• Dawn Ford

"Your mind can try its best to forget, to avoid, but the body remembers."

"I don't need any of these dates marked in my calendar to remember them - though they are listed in all my Google calendars anyway. Before these anniversaries show up as calendar reminders, my body remembers them. I'll wake up stiff and aching, my body bracing itself for what happened years ago on that day. Even if my brain were wiped clean, my muscles m my organs, and especially my heart would always remember. Even if I'd kept in a locked room without access to a calendar, I'd have known that Aaron's deathaversary was growing near. Your mind can try its best to forget, to avoid, but the body remembers."

"My shoulders found a resting place next to my ears. I woke up with an aching jaw, having bitten holes into my retainer as I slept. My eyeballs pulsed in my head all day long, and my heart raced. My grief had so many layers that it had become an exoskeleton."Nora McInerny - No Happy Endings

When it comes to loss and trauma I believe the body holds the score - So many people I meet who are grieving have this one thing in common -they ALL know how much grief hurts. It hurts so much it feels physical. It strikes the heart, head, stomach, chest, everywhere hurts. It's like liquid seeping into every void or crack in our emotional resilience.

Grief hurts - it's numbing, surreal, shocking, and exhausting; emotionally and physically. Many feel like their life is one big grief - that can hit at any time.


Unresolved grief can manifest itself in many guises and some of my clientsm have suffered with alls orts of medical abnomalies - terrible headaches, painful hips, rashes, throat problems, even chronic pain such as that associated with fibromyalgia (which I was diagnosed with in 2010 along with extreme fatigue) and so many other physical symptoms, where a doctor has found no reason for, which in their case externally relayed their grief.

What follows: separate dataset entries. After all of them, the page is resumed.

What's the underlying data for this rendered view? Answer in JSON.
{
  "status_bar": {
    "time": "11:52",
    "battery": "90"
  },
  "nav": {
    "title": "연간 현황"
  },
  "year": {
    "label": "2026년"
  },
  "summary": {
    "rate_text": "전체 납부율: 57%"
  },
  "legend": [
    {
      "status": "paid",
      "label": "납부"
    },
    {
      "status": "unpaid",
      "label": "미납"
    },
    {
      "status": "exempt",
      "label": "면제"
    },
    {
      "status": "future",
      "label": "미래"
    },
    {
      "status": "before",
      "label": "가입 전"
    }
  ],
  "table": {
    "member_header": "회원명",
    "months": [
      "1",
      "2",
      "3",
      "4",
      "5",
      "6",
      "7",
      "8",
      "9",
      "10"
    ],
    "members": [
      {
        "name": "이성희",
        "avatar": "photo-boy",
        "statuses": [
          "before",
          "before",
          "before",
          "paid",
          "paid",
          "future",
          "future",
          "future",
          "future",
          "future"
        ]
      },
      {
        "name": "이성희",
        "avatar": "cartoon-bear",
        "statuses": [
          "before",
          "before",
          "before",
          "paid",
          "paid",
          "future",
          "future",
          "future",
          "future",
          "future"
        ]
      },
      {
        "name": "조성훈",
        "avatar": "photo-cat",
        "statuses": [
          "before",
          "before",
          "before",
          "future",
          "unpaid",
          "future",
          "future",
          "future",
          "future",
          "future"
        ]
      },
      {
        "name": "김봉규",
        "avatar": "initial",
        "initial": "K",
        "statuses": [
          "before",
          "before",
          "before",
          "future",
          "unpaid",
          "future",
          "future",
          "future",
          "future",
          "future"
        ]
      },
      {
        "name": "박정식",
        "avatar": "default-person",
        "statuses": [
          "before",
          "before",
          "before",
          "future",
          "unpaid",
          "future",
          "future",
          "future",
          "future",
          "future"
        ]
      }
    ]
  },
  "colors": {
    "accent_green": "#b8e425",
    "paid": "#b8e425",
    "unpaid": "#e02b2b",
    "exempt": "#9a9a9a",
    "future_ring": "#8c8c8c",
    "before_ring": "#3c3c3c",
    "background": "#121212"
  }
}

I am always amazed at the improvement in a client's health after they have completed the Grief Recovery Method. It just cements my belief - the body keeps the score.


One of the question I most get asked is "When will I feel better?" Many answer for themselves - "Time?" Time can help in the sense that the pain or sadness can sometimes reduce in its severity over months and years, but TIME alone doesn't heal. It's Action and Time combined. One of my clients was devastated by a miscarriage and was told by those around her that 'time would heal ' and she would soon get 'over it'. But when I asked her she replied "No, it's been 20 years and I still feel heartbroken." She had done what most of us do - she had pretended to be Ok when she wasn't OK. She had said she was fine when she wasn't fine.


I am a huge believer in following your emotional truth - Another common concern for many grieving a death, is the 1st year deathaversary. What should I do? Should it be a big affair? Will people think I didn't love him or her if I don't mark the day in some way? Or can I just try and forget (and curl up in bed and attempt to sleep the day away) that a year has passed without them by my side?


So often we can feel judged by others to do the 'right thing'. But what is the right thing for you? Ideally don't feel pressurised by anyone to do something that doesn't feel 'right'. You know the extent of your love for the person and the extent of which you miss them. Who's to say that a quiet day alone or with family is not as 'fitting' as a big grand gesture/affair? You know in your heart what feels right, just tell those around you.


"I'd been so self-contained for so long , so careful to keep my grief in check, that I'd kept everything in check." Nora McInerny


And how unbelievably sad is that? That we feel we have to rein ourselves in, for the benefit of others? 'Don't cry or you'll make others sad'. 'Don't lose it, people are relying on you.' Again another example of not being able to be emotionally truthful to yourself. And Oh Boy the damage this can do is huge! You know that feeling when you want to cry but you feel judged or that it would embarrass those around you so you keep it in. This means instead of doing what is natural i.e. to cry - you bury the emotion. But this is going against being human and the natural release from showing sadness through the tears is denied. Such a very destructive way of living. Sadness that doesn't get expressed sits deep inside and doesn't go away. Your body feels it and Your heart really knows it.